* _Stored data_:
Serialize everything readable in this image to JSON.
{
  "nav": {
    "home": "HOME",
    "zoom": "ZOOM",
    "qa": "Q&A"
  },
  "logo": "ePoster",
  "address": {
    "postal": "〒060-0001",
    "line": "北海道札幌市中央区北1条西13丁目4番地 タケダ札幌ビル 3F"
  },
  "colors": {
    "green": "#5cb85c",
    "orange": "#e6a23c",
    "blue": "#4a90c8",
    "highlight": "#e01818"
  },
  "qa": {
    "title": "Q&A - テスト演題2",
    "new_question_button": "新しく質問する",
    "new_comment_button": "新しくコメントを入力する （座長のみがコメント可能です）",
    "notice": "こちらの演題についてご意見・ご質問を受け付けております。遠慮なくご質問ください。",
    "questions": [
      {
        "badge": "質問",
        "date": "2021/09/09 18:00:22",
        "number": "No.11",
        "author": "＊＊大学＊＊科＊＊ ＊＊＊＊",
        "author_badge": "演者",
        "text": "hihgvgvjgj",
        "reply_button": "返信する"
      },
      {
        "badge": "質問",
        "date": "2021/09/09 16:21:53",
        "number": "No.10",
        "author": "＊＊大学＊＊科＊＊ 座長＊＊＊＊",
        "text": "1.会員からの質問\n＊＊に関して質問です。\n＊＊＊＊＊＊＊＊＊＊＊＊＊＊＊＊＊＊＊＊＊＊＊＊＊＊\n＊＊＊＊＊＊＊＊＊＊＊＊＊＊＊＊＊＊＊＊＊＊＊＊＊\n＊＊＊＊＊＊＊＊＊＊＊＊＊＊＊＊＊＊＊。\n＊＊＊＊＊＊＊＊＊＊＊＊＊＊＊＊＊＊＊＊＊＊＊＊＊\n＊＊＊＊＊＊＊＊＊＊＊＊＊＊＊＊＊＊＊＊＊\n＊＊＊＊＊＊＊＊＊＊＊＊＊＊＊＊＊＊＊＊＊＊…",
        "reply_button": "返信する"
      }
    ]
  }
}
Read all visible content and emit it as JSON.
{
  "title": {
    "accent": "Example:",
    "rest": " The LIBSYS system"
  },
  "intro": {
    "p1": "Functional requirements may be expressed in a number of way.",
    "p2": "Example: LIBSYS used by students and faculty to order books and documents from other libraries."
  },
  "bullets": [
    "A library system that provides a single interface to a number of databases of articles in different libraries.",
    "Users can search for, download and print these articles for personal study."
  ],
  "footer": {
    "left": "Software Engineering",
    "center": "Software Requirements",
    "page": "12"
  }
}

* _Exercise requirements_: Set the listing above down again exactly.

* _The answer_:
Serialize everything readable in this image to JSON.
{
  "nav": {
    "home": "HOME",
    "zoom": "ZOOM",
    "qa": "Q&A"
  },
  "logo": "ePoster",
  "address": {
    "postal": "〒060-0001",
    "line": "北海道札幌市中央区北1条西13丁目4番地 タケダ札幌ビル 3F"
  },
  "colors": {
    "green": "#5cb85c",
    "orange": "#e6a23c",
    "blue": "#4a90c8",
    "highlight": "#e01818"
  },
  "qa": {
    "title": "Q&A - テスト演題2",
    "new_question_button": "新しく質問する",
    "new_comment_button": "新しくコメントを入力する （座長のみがコメント可能です）",
    "notice": "こちらの演題についてご意見・ご質問を受け付けております。遠慮なくご質問ください。",
    "questions": [
      {
        "badge": "質問",
        "date": "2021/09/09 18:00:22",
        "number": "No.11",
        "author": "＊＊大学＊＊科＊＊ ＊＊＊＊",
        "author_badge": "演者",
        "text": "hihgvgvjgj",
        "reply_button": "返信する"
      },
      {
        "badge": "質問",
        "date": "2021/09/09 16:21:53",
        "number": "No.10",
        "author": "＊＊大学＊＊科＊＊ 座長＊＊＊＊",
        "text": "1.会員からの質問\n＊＊に関して質問です。\n＊＊＊＊＊＊＊＊＊＊＊＊＊＊＊＊＊＊＊＊＊＊＊＊＊＊\n＊＊＊＊＊＊＊＊＊＊＊＊＊＊＊＊＊＊＊＊＊＊＊＊＊\n＊＊＊＊＊＊＊＊＊＊＊＊＊＊＊＊＊＊＊。\n＊＊＊＊＊＊＊＊＊＊＊＊＊＊＊＊＊＊＊＊＊＊＊＊＊\n＊＊＊＊＊＊＊＊＊＊＊＊＊＊＊＊＊＊＊＊＊\n＊＊＊＊＊＊＊＊＊＊＊＊＊＊＊＊＊＊＊＊＊＊…",
        "reply_button": "返信する"
      }
    ]
  }
}
Read all visible content and emit it as JSON.
{
  "title": {
    "accent": "Example:",
    "rest": " The LIBSYS system"
  },
  "intro": {
    "p1": "Functional requirements may be expressed in a number of way.",
    "p2": "Example: LIBSYS used by students and faculty to order books and documents from other libraries."
  },
  "bullets": [
    "A library system that provides a single interface to a number of databases of articles in different libraries.",
    "Users can search for, download and print these articles for personal study."
  ],
  "footer": {
    "left": "Software Engineering",
    "center": "Software Requirements",
    "page": "12"
  }
}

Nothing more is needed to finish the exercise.